Apple blossoms are bursting on my six-variety espalier, and all of them look the same! These lovelies are 'Gala.'
The hybrid Fuchsias are back and ready to do their Fuchsia thing...
My contorted hazelnut is starting to unfurl. This is my favorite stage: the catkins are still hanging, the leaves are small and cute and you can see every twisty twig. By summer it becomes a rather lumpish creature.
The 'Bloodgood' Japanese maple in my courtyard does well in a pot; with regular water there is little summer burn, and it stays fresh and lovely until late fall. Shady protected corners are a great place for these trees, and they grow quite gracefully in large containers for years.
The new leaves of Nandina 'Firepower' are fantastic. This plant also seems to do best in a shady spot; it will get very fiery in full sun, but is much more elegant in shade. And it stays short, I've never seen it much more than two feet tall.
Ahh, Priscilla, Queen of the Redbuds. I found her tucked away at one of my nurseries, unpruned but full of potential. This early leaf stage is so fabulous, tiny, perfectly port-colored hearts appearing daily along the flower-covered branches, expanding to the size of my hand. Cercis canadensis 'Forest Pansy.'
One of the plants that followed me home from the Garden Show was this Euphorbia milii (Crown of Thorns) given to me by Robin Stockwell of Succulent Gardens...so cute!
Another Annie's Annuals treasure, this lavender Papaver setigerum will be a new cool-weather resident in the front garden, I'll let it reseed wherever it wants! More pics of this beauty to come; this was taken moments before it dropped its petals.
My single Echeveria pups from last spring have matured to full hen-and-chicks-hood. These have to be the easiest plants I know...
Cheating a little here; this picture of my Dutch Irish at their peak is from a couple of weeks ago, before I descended into the SF Flower & Garden Show. By the time the Show was over, they were too.
This, my friends, is why they call it Miscanthus 'Morning Light.'
It was a beautiful first season for my Crabapple 'Prairie Fire' a richer variation of the traditional pink-and-white variety, and therefore better suited for my strongly-colored spring garden.
Speaking of strongly-colored, Euphorbia 'Helena's Blush' is at peak bloom, and is not in the least shy about it.
The purple sage is bouncing back after a rather drab, slug-infested winter; its muted tones are nicely neutral.
Lunch! My Green Globe artichokes are small but tasty!
Yucca 'Bright Star' made it through winter beautifully, and I have a feeling my tiny little friend won't be tiny much longer...
The Meyer lemon tree is still laden with winter fruit (did I hear someone say Lemon Curd? I'm intrigued) and now it's full of bloom as well, one of the best fragrances in the garden.

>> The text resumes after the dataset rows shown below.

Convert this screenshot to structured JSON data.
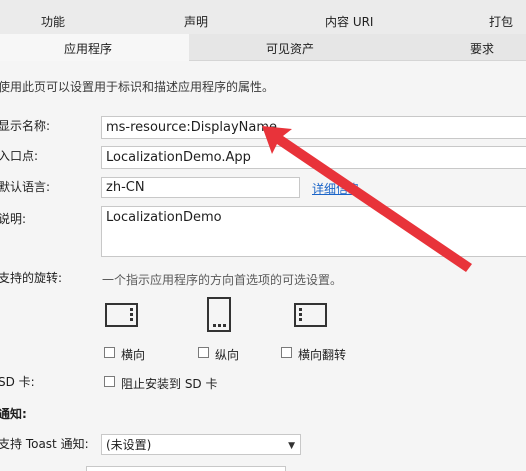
{
  "tabs_top": [
    "功能",
    "声明",
    "内容 URI",
    "打包"
  ],
  "tabs_bottom": [
    "应用程序",
    "可见资产",
    "要求"
  ],
  "intro": "使用此页可以设置用于标识和描述应用程序的属性。",
  "fields": {
    "display_name_label": "显示名称:",
    "display_name_value": "ms-resource:DisplayName",
    "entry_point_label": "入口点:",
    "entry_point_value": "LocalizationDemo.App",
    "language_label": "默认语言:",
    "language_value": "zh-CN",
    "language_link": "详细信息",
    "description_label": "说明:",
    "description_value": "LocalizationDemo"
  },
  "rotation": {
    "label": "支持的旋转:",
    "hint": "一个指示应用程序的方向首选项的可选设置。",
    "options": [
      "横向",
      "纵向",
      "横向翻转"
    ]
  },
  "sd": {
    "label": "SD 卡:",
    "option": "阻止安装到 SD 卡"
  },
  "notifications": {
    "heading": "通知:",
    "toast_label": "支持 Toast 通知:",
    "toast_value": "(未设置)"
  },
  "colors": {
    "arrow": "#e8333a",
    "link": "#1a64c8"
  }
}
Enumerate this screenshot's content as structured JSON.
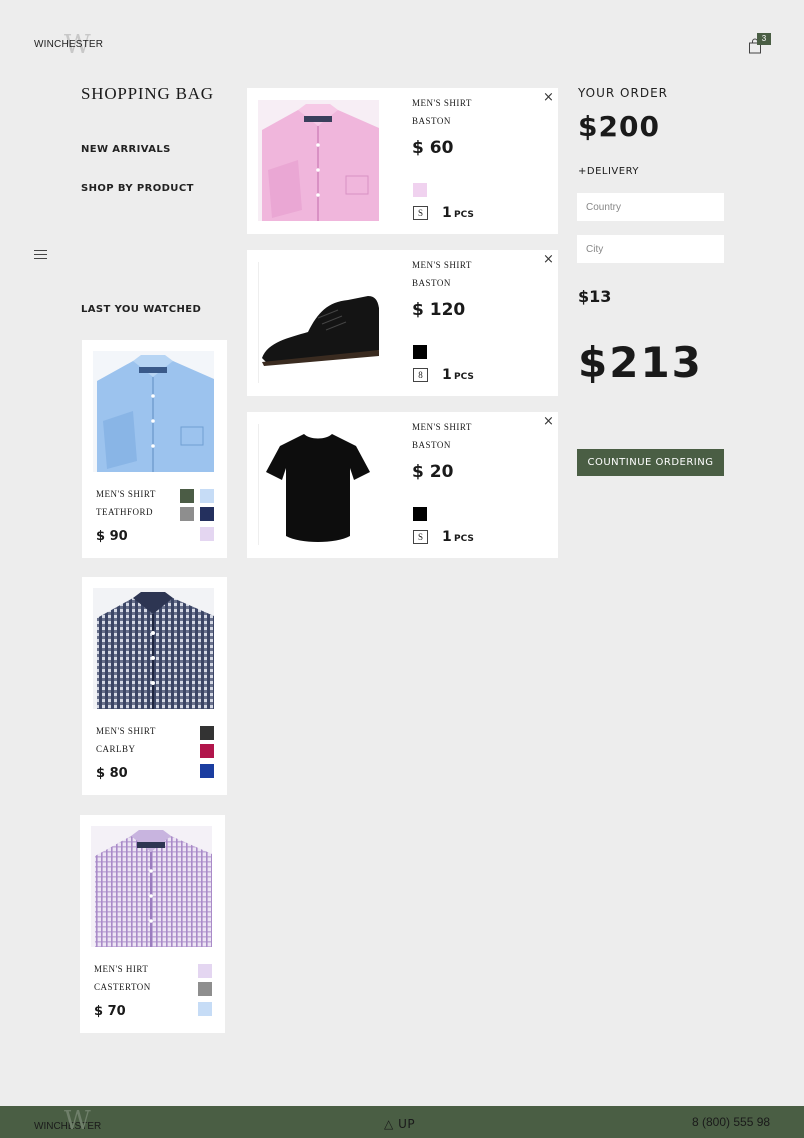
{
  "brand": {
    "name": "WINCHESTER",
    "monogram": "W"
  },
  "cart": {
    "count": "3"
  },
  "nav": {
    "title": "SHOPPING BAG",
    "links": [
      "NEW ARRIVALS",
      "SHOP BY PRODUCT"
    ],
    "watched_title": "LAST YOU WATCHED"
  },
  "watched": [
    {
      "type": "MEN'S SHIRT",
      "name": "TEATHFORD",
      "price": "$ 90",
      "image": "light-blue-shirt",
      "colors": [
        "#4b5c45",
        "#c6dcf6",
        "#8e8e8e",
        "#24305e",
        "#e4d6f1"
      ]
    },
    {
      "type": "MEN'S SHIRT",
      "name": "CARLBY",
      "price": "$ 80",
      "image": "navy-gingham-shirt",
      "colors": [
        "#333333",
        "#b1154b",
        "#1b3da0"
      ]
    },
    {
      "type": "MEN'S HIRT",
      "name": "CASTERTON",
      "price": "$ 70",
      "image": "lavender-check-shirt",
      "colors": [
        "#e4d6f1",
        "#8e8e8e",
        "#c6dcf6"
      ]
    }
  ],
  "bag": [
    {
      "type": "MEN'S SHIRT",
      "name": "BASTON",
      "price": "$ 60",
      "color": "#f0d2ef",
      "size": "S",
      "qty": "1",
      "unit": "PCS",
      "image": "pink-shirt"
    },
    {
      "type": "MEN'S SHIRT",
      "name": "BASTON",
      "price": "$ 120",
      "color": "#000000",
      "size": "8",
      "qty": "1",
      "unit": "PCS",
      "image": "black-suede-shoe"
    },
    {
      "type": "MEN'S SHIRT",
      "name": "BASTON",
      "price": "$ 20",
      "color": "#000000",
      "size": "S",
      "qty": "1",
      "unit": "PCS",
      "image": "black-tshirt"
    }
  ],
  "close_glyph": "×",
  "order": {
    "title": "YOUR ORDER",
    "subtotal": "$200",
    "delivery_label": "+DELIVERY",
    "country_placeholder": "Country",
    "city_placeholder": "City",
    "delivery_cost": "$13",
    "total": "$213",
    "cta": "COUNTINUE ORDERING"
  },
  "footer": {
    "brand": "WINCHESTER",
    "up": "UP",
    "phone": "8 (800) 555 98"
  },
  "colors": {
    "accent": "#4a5e44",
    "background": "#ededed",
    "card": "#ffffff"
  },
  "icons": {
    "cart": "shopping-bag-icon",
    "menu": "hamburger-menu-icon",
    "close": "close-icon",
    "up": "triangle-up-icon"
  }
}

And perched on top of a bulb on my string of porch lights, a new hummingbird nest, with eggs just about ready to hatch. I pay attention to the creatures that appear in my life, and recently found this explanation of a hummingbird totem:
That works! Thanks for visiting...
- Hummingbirds teach us to draw the life essence from flowers, & how to use flowers to heal & win hearts in love.
- Hummingbirds teach us fierce independence, & how to fight in a way where no one really gets hurt.
- Hummingbirds teach us simple courage.
- Hummingbirds inspire us to protect the environment & to preserve old traditions that are in danger of being lost.